(Beginning of Dataset records)

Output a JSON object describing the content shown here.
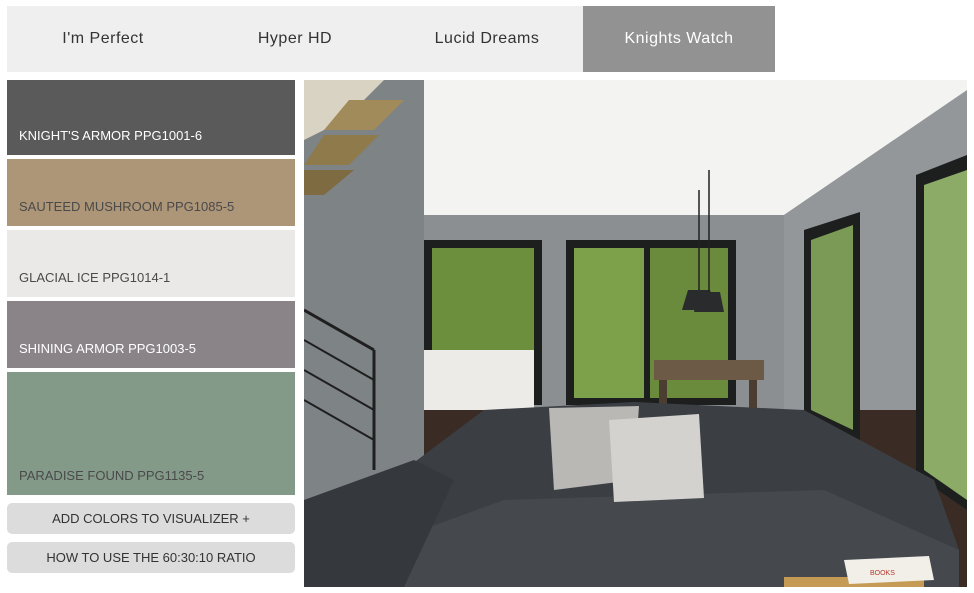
{
  "tabs": [
    {
      "label": "I'm Perfect",
      "active": false
    },
    {
      "label": "Hyper HD",
      "active": false
    },
    {
      "label": "Lucid Dreams",
      "active": false
    },
    {
      "label": "Knights Watch",
      "active": true
    }
  ],
  "swatches": [
    {
      "label": "KNIGHT'S ARMOR PPG1001-6",
      "color": "#5a5a5b"
    },
    {
      "label": "SAUTEED MUSHROOM PPG1085-5",
      "color": "#ad9577"
    },
    {
      "label": "GLACIAL ICE PPG1014-1",
      "color": "#ebe9e8"
    },
    {
      "label": "SHINING ARMOR PPG1003-5",
      "color": "#8a8489"
    },
    {
      "label": "PARADISE FOUND PPG1135-5",
      "color": "#849a89"
    }
  ],
  "buttons": {
    "add_colors": "ADD COLORS TO VISUALIZER +",
    "ratio": "HOW TO USE THE 60:30:10 RATIO"
  },
  "room_image": {
    "book_text": "BOOKS"
  }
}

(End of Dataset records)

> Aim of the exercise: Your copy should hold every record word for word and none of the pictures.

> Answer for this exercise:
Output a JSON object describing the content shown here.
{
  "tabs": [
    {
      "label": "I'm Perfect",
      "active": false
    },
    {
      "label": "Hyper HD",
      "active": false
    },
    {
      "label": "Lucid Dreams",
      "active": false
    },
    {
      "label": "Knights Watch",
      "active": true
    }
  ],
  "swatches": [
    {
      "label": "KNIGHT'S ARMOR PPG1001-6",
      "color": "#5a5a5b"
    },
    {
      "label": "SAUTEED MUSHROOM PPG1085-5",
      "color": "#ad9577"
    },
    {
      "label": "GLACIAL ICE PPG1014-1",
      "color": "#ebe9e8"
    },
    {
      "label": "SHINING ARMOR PPG1003-5",
      "color": "#8a8489"
    },
    {
      "label": "PARADISE FOUND PPG1135-5",
      "color": "#849a89"
    }
  ],
  "buttons": {
    "add_colors": "ADD COLORS TO VISUALIZER +",
    "ratio": "HOW TO USE THE 60:30:10 RATIO"
  },
  "room_image": {
    "book_text": "BOOKS"
  }
}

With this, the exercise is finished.